There was the most fabulous sunrise this morning, and I missed the best part when much of the sky was on fire and the rest was flushed with pink. I had left it too late to walk to the usual spot, and the car needed defrosting.
Viewed from this place, the sun is now about a week away from rising directly behind the gritstone capped, limestone mountain of Ingleborough.
My harshest critic (he shall remain nameless today) will castigate me for another "safety" shot. I protest that I want to show the passage of the sun as it moves towards its highest latitude and zenith. It's all right for him, he gets to visit interesting places during work time when I am chained to my desk. Not that he is a position to be too critical today, as he's been playing Dodgems again.
Despite the frost today, signs of Spring are everywhere. A pair of house sparrows has been prospecting the nest box outside the office window this morning, skylarks were singing over the Heversham and Halforth marshes where there were also lapwings peewitting and ducking and diving in aerial display.
My colleague A showed me some video clips of a sparrowhawk in her garden, attracted to the concentration of potential prey around the feeders. It perched for about 10 minutes, not shy of being watched. Meanwhile, a nuthatch froze motionless on the opposite side of a thick branch out of view and remained like that until the hawk had long gone. Later, after another visit, a great spotted woodpecker did exactly the same thing. Sparrowhawks have acute eyesight, but perhaps they are more tuned to movement than to the profiles of birds completely still on a tree branch.

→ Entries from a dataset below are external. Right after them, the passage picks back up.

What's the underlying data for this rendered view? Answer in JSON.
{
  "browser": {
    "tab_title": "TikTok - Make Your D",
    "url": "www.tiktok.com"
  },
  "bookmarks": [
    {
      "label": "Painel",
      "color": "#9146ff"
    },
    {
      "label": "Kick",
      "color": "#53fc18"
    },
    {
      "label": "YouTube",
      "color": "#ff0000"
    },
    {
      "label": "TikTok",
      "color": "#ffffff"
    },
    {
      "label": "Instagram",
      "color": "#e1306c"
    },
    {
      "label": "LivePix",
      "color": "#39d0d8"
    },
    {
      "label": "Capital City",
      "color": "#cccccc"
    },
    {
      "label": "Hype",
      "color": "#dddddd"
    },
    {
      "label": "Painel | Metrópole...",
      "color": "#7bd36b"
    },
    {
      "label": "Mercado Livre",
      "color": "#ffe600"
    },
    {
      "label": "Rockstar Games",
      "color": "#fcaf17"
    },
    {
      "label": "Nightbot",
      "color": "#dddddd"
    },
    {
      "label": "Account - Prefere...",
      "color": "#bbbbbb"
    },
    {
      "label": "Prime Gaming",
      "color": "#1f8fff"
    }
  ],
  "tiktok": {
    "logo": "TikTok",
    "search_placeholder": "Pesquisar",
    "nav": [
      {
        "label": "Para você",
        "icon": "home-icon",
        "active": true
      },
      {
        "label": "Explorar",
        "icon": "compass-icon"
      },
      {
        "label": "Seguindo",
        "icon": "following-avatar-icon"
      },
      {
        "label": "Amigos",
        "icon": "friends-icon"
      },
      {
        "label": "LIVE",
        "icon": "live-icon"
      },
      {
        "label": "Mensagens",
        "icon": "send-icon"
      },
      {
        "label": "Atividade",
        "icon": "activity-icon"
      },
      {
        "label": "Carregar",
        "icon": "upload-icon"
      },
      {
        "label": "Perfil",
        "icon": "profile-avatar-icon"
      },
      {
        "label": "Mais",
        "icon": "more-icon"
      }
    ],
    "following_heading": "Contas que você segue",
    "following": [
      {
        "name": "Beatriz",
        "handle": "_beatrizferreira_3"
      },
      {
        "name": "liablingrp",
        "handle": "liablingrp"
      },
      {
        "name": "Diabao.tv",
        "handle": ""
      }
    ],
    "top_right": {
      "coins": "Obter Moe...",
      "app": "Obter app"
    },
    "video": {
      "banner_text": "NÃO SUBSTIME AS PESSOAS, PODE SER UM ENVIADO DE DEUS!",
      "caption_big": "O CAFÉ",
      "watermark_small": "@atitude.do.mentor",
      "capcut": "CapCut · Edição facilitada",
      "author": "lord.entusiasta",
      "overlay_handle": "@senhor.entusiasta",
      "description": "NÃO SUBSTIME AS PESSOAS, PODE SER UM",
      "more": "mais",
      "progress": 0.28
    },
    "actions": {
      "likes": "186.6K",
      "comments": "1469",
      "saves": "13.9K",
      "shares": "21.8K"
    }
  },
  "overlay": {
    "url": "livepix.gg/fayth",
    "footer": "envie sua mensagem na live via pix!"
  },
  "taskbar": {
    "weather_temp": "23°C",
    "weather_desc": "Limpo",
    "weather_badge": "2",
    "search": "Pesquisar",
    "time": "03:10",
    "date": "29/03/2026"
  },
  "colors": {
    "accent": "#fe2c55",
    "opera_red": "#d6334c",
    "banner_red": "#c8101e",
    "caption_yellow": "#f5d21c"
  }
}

Thank you for all the hearts and stars for yesterday's blip. I shall be away from blip for a few days after today, maybe back on Friday or Saturday.